-- Task instructions --
Find and return every line of the data that contains the word "icon".

Dataset rows for apps and sites:

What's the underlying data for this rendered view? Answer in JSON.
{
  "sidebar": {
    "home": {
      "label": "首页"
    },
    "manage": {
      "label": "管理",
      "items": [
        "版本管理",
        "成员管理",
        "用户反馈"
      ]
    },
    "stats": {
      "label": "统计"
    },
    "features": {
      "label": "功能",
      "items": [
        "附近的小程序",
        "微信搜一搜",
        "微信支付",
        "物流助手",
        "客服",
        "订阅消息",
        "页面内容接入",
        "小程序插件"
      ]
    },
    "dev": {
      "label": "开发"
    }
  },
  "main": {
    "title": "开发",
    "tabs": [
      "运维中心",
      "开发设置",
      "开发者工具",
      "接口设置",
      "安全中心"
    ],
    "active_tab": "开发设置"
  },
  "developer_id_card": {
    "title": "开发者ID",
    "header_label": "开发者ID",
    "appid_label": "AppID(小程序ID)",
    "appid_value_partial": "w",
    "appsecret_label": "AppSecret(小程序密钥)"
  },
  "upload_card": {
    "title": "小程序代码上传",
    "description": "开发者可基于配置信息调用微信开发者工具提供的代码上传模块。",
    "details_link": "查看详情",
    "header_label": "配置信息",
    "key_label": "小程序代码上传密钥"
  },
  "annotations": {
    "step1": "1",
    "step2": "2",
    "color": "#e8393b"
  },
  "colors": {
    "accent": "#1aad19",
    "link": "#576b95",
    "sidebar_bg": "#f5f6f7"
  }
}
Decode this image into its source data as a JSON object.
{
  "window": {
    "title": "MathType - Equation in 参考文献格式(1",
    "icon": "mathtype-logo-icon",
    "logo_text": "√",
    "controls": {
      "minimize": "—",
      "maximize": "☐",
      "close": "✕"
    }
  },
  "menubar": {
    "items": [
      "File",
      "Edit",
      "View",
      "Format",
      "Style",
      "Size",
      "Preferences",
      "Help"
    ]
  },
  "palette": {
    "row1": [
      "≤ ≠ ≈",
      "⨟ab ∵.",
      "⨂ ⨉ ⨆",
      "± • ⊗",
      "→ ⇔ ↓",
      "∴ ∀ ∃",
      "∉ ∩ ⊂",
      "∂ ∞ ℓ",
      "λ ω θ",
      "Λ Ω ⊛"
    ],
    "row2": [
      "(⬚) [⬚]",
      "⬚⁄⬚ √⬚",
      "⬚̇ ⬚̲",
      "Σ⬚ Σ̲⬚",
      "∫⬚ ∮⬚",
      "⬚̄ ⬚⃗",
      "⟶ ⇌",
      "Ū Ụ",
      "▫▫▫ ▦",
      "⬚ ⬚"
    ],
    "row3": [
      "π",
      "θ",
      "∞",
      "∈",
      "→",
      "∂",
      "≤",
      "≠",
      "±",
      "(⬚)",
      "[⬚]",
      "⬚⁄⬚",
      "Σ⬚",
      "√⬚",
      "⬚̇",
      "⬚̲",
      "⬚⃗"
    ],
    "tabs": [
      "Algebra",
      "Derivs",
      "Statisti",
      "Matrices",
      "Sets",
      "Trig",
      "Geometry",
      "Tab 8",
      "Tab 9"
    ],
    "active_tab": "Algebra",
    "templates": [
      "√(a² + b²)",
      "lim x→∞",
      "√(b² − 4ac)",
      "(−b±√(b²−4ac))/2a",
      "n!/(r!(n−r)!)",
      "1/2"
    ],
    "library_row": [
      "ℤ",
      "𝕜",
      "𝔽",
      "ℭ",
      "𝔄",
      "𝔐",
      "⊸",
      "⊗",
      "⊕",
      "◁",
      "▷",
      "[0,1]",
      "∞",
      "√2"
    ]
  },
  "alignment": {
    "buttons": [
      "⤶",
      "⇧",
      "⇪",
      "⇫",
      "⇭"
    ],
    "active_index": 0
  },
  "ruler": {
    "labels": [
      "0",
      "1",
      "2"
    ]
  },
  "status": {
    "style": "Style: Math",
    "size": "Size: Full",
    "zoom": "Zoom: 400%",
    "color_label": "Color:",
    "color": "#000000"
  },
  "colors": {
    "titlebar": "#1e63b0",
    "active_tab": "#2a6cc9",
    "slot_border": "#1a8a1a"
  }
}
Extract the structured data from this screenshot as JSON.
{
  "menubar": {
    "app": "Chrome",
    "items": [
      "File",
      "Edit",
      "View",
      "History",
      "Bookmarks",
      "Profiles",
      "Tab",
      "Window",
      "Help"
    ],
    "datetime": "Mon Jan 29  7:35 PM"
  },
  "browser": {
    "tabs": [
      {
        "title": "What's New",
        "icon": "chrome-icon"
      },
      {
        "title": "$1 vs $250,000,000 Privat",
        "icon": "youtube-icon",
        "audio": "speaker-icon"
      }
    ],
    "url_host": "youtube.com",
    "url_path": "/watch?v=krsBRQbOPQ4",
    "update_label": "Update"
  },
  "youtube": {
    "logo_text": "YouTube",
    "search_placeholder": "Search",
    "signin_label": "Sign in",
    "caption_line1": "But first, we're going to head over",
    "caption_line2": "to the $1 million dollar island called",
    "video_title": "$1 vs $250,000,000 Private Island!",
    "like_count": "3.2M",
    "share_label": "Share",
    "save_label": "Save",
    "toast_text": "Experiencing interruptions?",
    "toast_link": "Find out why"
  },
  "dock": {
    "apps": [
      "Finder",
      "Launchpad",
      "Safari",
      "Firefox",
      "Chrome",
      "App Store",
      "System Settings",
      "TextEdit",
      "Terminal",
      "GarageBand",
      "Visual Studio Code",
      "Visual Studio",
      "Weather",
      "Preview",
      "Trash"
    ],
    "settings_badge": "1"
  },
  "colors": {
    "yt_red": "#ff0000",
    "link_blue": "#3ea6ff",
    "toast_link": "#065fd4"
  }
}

-- Response box --
    "icon": "mathtype-logo-icon",
        "icon": "chrome-icon"
        "icon": "youtube-icon",
        "audio": "speaker-icon"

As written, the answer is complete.